According to the 13th amendment;
“Neither slavery nor involuntary servitude, except as a punishment for crime whereof the party shall have been duly convicted, shall exist within the United States, or any place subject to their jurisdiction.”
Here the Amendment is establishing two kind of servitude, slavery or involuntary servitude, with the exception in the case of a punishment for a crime. Therefore, if the imprisonments is considered an ‘involuntarily previous condition of servitude’, then the 13th amendment is building an strong defense of the right to vote for ex-felons.
This conclusion is getting stronger if we look into the 14th amendment:
“All persons born or naturalized in the United States and subject to the jurisdiction thereof, are citizens of the United States and of the State wherein they reside. No State shall make or enforce any law which shall abridge the privileges or immunities of citizens of the United States; nor shall any State deprive any person of life, liberty, or property, without due process of law; nor deny to any person within its jurisdiction the equal protection of the laws.”
Therefore, if ex-felons whose debts with the society had been paid, is entering to the same responsibility and obligations as a citizen within the community, then his right to decide the governing authorities must be restored.
– Alexander, M. (2012) The New Jim Crow: Mass Incarceration in the Age of Coloblindness. The New Press, New York, NY
– Friedman, L. M. (1993) Crime And Punishment In American History. BasicBooks at Perseus Books Group. New York, N.Y.
– ProCon.org, The Felons Voting Law Report (11/17/2018) Retrieved from: https://felonvoting.procon.org/view.resource.php?resourceID=000286
– Johnson, J. (4/26/2019); SPLC: Louisiana’s title of incarceration capital of the world an opportunity for rreform. Retrieved from:
– 15th Amendment (Sept. 2018) History Channel Retrieved from: https://www.history.com/topics/black-history/fifteenth-amendment

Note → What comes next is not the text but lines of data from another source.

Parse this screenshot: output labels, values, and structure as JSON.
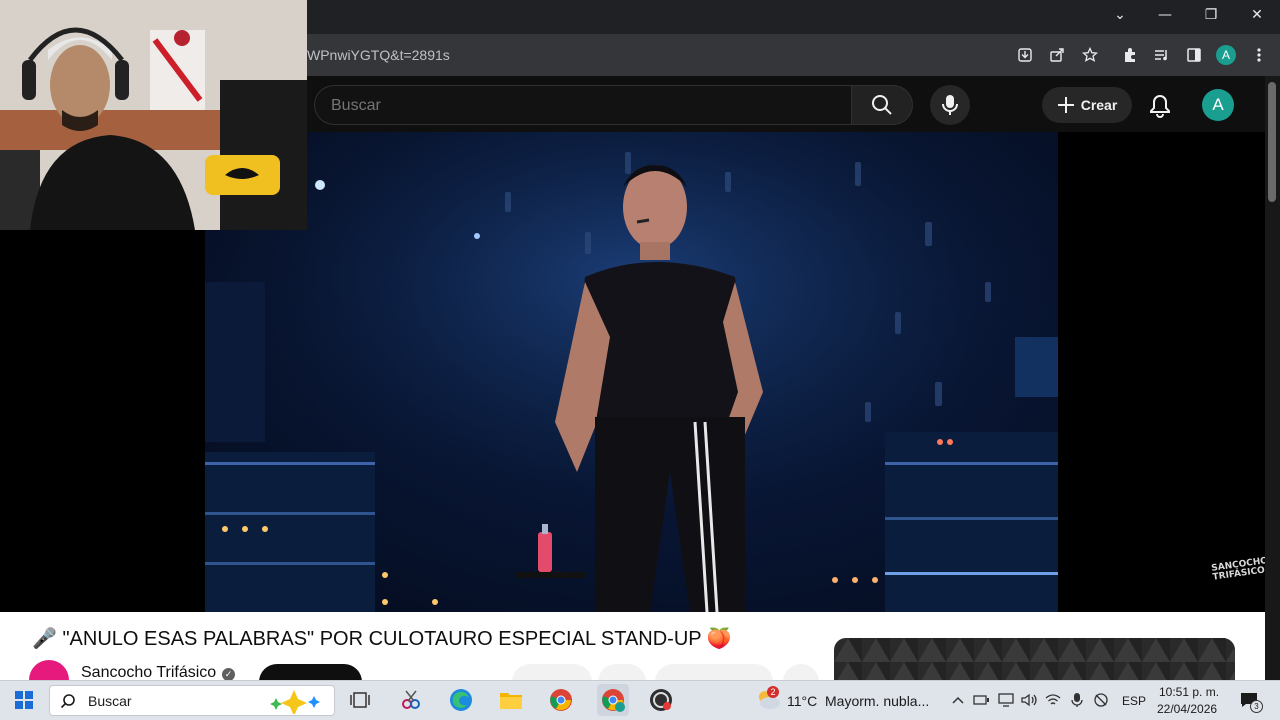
{
  "browser": {
    "url_fragment": "WPnwiYGTQ&t=2891s",
    "profile_initial": "A",
    "window_controls": {
      "minimize": "—",
      "restore": "❐",
      "close": "✕",
      "dropdown": "⌄"
    }
  },
  "youtube": {
    "search": {
      "placeholder": "Buscar"
    },
    "create_label": "Crear",
    "avatar_initial": "A"
  },
  "video": {
    "title": "🎤 \"ANULO ESAS PALABRAS\" POR CULOTAURO ESPECIAL STAND-UP 🍑",
    "channel_name": "Sancocho Trifásico",
    "watermark": "SANCOCHO TRIFÁSICO"
  },
  "taskbar": {
    "search_label": "Buscar",
    "weather_temp": "11°C",
    "weather_text": "Mayorm. nubla...",
    "weather_badge": "2",
    "language": "ESP",
    "time": "10:51 p. m.",
    "date": "22/04/2026",
    "notification_count": "3"
  }
}
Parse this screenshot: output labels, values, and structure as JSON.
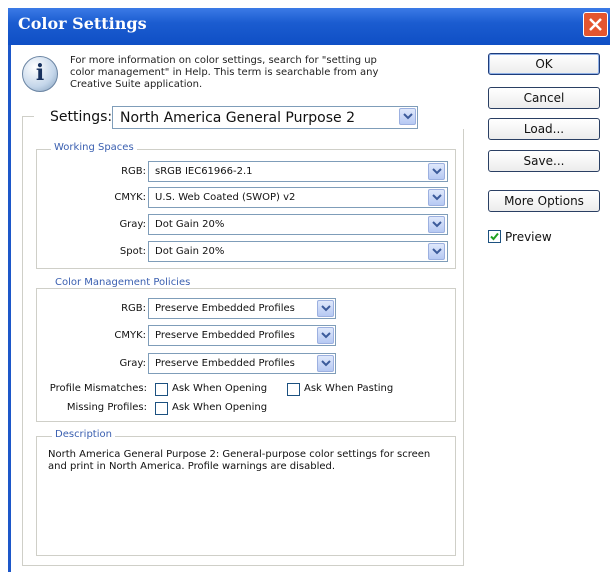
{
  "window": {
    "title": "Color Settings"
  },
  "info": {
    "text_lines": [
      "For more information on color settings, search for \"setting up",
      "color management\" in Help. This term is searchable from any",
      "Creative Suite application."
    ]
  },
  "settings": {
    "label": "Settings:",
    "value": "North America General Purpose 2"
  },
  "working_spaces": {
    "title": "Working Spaces",
    "rows": [
      {
        "label": "RGB:",
        "value": "sRGB IEC61966-2.1"
      },
      {
        "label": "CMYK:",
        "value": "U.S. Web Coated (SWOP) v2"
      },
      {
        "label": "Gray:",
        "value": "Dot Gain 20%"
      },
      {
        "label": "Spot:",
        "value": "Dot Gain 20%"
      }
    ]
  },
  "policies": {
    "title": "Color Management Policies",
    "rows": [
      {
        "label": "RGB:",
        "value": "Preserve Embedded Profiles"
      },
      {
        "label": "CMYK:",
        "value": "Preserve Embedded Profiles"
      },
      {
        "label": "Gray:",
        "value": "Preserve Embedded Profiles"
      }
    ],
    "mismatch_label": "Profile Mismatches:",
    "ask_opening": "Ask When Opening",
    "ask_pasting": "Ask When Pasting",
    "missing_label": "Missing Profiles:",
    "missing_ask_opening": "Ask When Opening"
  },
  "description": {
    "title": "Description",
    "lines": [
      "North America General Purpose 2:  General-purpose color settings for screen",
      "and print in North America. Profile warnings are disabled."
    ]
  },
  "buttons": {
    "ok": "OK",
    "cancel": "Cancel",
    "load": "Load...",
    "save": "Save...",
    "more": "More Options"
  },
  "preview": {
    "label": "Preview",
    "checked": true
  }
}
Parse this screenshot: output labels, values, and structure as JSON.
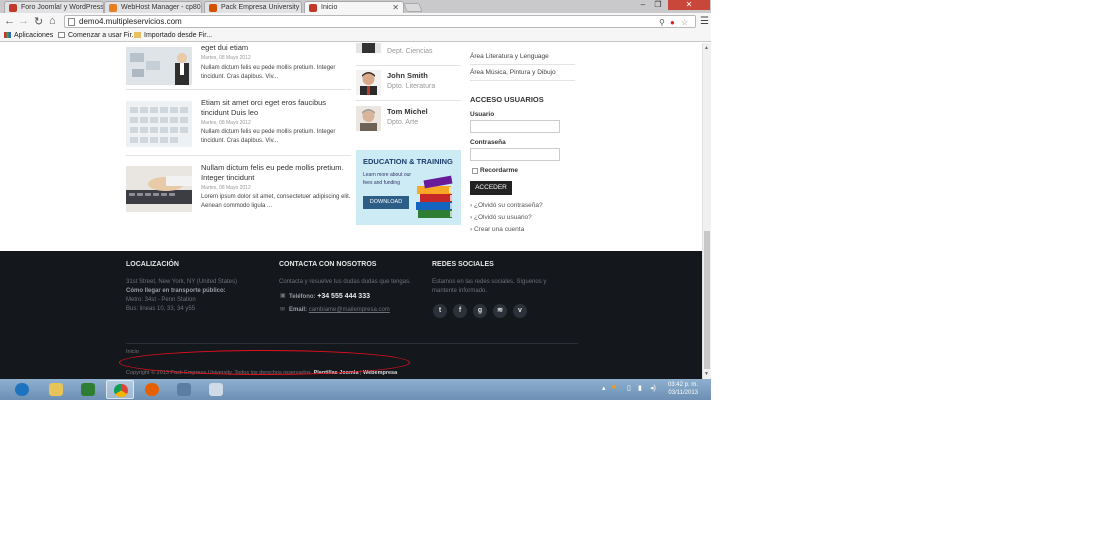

– Hartman, Thom, Forum: Does the 15th Amendment Guarrantee Ex-Felons The Right to Vote? Retrieved from: